Starring: Charles Laughton, Marlene Dietrich, Tyrone Power
It doesn’t get much better than this: a well-constructed courtroom drama with a great twist (crafted by Agatha Christie, no less), Charles Laughton, Marlene Dietrich, and Billy Wilder. I've seen this movie a few times and each time I find myself falling in love with it all over again. It's the mark of a good mystery that even when you know the secret, you can still feel excited watching the revelation play out again.
Charles Laughton stars as Sir Wilfred Robarts, a celebrated barrister recovering from a heart attack and now saddled with a bossy nurse (Elsa Lanchester) who is determined to break him of all his bad habits and make sure that he gets the rest he needs. However no sooner is Wilfred back home than a case comes to him that proves to be irresistible: Leonard Vole (Tyrone Power) is accused of romancing and then murdering a wealthy older woman – a crime which he insists he didn’t commit. His wife (Marlene Dietrich) backs up his protestations of innocence but does so in a manner which inspires more questions than it answers. It isn’t such a great shock, then, when she turns out to be the prosecution’s surprise witness. What is shocking is what happens next, which I wouldn’t dare reveal.
The joys of this film are myriad and begin with Laughton who brings a sharp intelligence to his crusty character. Whether he’s arguing points of law in the courtroom – which, as a slight aside, occurs with refreshing frequency here; this is easily one of the more realistic courtroom dramas I’ve ever seen – or telling his nurse to “shut up,” he brings a kind of rough charm to the role. If the film consisted entirely of just one long monologue by Laughton, it would still be entirely worth watching, listening to him is that enjoyable.

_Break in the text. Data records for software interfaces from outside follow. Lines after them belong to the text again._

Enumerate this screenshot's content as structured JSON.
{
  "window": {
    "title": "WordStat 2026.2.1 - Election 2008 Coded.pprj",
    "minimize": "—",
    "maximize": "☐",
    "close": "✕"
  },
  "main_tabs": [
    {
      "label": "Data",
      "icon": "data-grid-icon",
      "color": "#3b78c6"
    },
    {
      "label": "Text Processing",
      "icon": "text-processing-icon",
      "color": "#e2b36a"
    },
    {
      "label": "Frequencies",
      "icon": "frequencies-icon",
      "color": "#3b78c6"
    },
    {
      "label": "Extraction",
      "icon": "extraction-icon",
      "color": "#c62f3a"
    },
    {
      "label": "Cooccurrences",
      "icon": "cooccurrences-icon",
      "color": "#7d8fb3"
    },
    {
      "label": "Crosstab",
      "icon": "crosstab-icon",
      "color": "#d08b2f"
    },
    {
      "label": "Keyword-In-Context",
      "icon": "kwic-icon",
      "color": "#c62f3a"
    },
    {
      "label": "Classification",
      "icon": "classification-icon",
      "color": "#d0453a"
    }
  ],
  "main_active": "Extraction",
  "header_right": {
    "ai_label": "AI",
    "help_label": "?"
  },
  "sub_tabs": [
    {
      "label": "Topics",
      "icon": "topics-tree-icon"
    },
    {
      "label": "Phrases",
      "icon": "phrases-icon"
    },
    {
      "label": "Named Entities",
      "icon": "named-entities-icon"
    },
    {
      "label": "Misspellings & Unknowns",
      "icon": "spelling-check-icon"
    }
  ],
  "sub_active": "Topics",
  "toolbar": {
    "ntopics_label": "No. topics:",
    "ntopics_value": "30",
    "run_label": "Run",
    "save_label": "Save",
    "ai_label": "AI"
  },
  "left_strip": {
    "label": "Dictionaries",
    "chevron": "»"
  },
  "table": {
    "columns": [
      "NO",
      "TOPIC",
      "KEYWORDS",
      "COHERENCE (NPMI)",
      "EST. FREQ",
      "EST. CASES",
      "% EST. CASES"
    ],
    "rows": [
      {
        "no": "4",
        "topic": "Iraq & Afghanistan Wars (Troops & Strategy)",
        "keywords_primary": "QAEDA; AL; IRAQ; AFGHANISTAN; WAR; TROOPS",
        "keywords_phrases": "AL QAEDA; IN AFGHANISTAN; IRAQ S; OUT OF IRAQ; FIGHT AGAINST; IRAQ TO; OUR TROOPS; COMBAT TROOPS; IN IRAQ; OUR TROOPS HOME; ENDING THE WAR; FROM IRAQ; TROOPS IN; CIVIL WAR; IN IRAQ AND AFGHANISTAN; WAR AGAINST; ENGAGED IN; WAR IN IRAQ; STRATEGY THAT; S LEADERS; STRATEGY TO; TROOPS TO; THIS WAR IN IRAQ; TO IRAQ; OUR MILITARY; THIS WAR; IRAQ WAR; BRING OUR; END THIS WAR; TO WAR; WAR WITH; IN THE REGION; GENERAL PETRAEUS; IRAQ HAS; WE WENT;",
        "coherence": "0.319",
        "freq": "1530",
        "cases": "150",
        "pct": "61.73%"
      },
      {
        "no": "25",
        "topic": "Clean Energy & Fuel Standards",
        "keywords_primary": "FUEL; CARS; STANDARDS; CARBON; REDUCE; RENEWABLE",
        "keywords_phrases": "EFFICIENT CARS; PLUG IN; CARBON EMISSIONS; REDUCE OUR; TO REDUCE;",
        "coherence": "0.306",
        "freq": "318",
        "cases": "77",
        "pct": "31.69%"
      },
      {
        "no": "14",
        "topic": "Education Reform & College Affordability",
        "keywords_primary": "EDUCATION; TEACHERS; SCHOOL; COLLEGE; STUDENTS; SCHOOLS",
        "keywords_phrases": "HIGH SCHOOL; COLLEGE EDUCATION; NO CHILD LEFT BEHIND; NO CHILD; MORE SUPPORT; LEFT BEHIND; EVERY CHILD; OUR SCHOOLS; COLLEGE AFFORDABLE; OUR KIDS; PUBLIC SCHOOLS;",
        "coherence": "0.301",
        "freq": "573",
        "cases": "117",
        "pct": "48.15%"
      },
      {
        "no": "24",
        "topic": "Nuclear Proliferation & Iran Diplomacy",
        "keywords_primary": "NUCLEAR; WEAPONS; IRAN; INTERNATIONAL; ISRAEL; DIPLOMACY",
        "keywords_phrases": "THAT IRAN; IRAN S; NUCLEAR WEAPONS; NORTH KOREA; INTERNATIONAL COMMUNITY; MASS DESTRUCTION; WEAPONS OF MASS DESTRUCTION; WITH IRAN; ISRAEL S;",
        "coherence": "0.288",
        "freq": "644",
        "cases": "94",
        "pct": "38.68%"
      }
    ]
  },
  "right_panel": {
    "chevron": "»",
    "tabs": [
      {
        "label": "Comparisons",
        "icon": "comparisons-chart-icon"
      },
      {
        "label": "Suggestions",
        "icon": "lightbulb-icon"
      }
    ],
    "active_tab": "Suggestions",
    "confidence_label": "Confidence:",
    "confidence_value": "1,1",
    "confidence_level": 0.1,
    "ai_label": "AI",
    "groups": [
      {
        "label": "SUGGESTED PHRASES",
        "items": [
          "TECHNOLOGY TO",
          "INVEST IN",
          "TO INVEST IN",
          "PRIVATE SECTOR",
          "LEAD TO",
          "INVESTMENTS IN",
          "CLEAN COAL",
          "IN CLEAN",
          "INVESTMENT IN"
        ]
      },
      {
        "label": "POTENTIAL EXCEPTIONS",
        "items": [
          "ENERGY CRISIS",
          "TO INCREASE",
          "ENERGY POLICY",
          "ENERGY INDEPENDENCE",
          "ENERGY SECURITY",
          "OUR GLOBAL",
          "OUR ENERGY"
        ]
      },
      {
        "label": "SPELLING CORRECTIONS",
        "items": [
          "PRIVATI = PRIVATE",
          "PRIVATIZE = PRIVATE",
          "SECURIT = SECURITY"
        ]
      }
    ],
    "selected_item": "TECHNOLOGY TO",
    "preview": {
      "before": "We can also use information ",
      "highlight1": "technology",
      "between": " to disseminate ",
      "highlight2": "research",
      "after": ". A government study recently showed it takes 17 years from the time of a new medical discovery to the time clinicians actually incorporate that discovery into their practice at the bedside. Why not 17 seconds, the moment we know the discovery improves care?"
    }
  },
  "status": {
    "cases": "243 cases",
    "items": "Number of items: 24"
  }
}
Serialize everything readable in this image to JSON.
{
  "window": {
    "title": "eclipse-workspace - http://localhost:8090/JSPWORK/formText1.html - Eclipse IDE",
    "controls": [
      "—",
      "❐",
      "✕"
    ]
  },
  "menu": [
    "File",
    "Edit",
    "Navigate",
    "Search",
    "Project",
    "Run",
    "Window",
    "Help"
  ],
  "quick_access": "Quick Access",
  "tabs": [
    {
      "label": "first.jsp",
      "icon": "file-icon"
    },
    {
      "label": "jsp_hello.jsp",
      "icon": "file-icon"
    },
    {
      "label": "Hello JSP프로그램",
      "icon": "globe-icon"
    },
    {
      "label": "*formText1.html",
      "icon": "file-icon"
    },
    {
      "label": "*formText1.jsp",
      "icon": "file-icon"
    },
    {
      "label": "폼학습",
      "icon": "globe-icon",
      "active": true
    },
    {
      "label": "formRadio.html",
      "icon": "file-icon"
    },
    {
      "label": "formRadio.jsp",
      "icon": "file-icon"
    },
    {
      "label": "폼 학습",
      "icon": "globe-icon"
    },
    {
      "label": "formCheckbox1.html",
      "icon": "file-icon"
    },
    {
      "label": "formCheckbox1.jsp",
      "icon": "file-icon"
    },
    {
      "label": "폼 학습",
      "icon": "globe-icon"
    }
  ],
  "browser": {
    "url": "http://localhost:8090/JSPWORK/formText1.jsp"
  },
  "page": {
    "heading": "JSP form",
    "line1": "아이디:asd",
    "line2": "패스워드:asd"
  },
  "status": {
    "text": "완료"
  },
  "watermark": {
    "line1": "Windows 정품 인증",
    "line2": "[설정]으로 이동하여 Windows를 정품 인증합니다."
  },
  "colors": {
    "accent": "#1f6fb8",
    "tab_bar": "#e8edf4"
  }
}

The other great performance is by Dietrich who appears coolly elegant and wholly detached but is harbouring hidden depths and secrets. Mrs. Vole is a German immigrant, rescued from the post war rubble by Leonard and brought to England for a better life. I’ve long felt that Dietrich is at her best in roles like this one and those she played in Judgment At Nuremberg and A Foreign Affair, where she plays survivors of German post war reconstruction and the filmmakers allow her to hit on subtle notes of xenophobia (part of the reason Wilfred thinks she'd make a bad witness for the defense is her accent and, indeed, the courtroom audience's reaction to her adds credence to that) and misogyny. When she and Leonard meet, she’s performing in a cabaret where the soldiers treat her like she’s up for grabs and later she and Leonard make an agreement to trade coffee for sexual favour – post war reconstruction is never a good time to be a woman, but in none of these roles does Dietrich ever seem desperate. Instead she brings a strength and grace to the roles which make it clear that she’s playing women who will always find a way to survive (one of my favourite movie speeches is her “I kept going” speech from A Foreign Affair).
Laughton earned a well deserved Oscar nomination for his role, while Dietrich was passed over for her great supporting turn (a fact which was, by all accounts, quite devastating to her because she was so convinced that she would be nominated). Both actors absolutely shine, as does Lanchester in her small role. As for Power, he’s never really quite clicked for me in this role, partly because it’s hard to buy him as an Englishman when he makes absolutely no attempt to alter his very American midwest accent. For me, though, Power is the only flaw in an otherwise perfect film.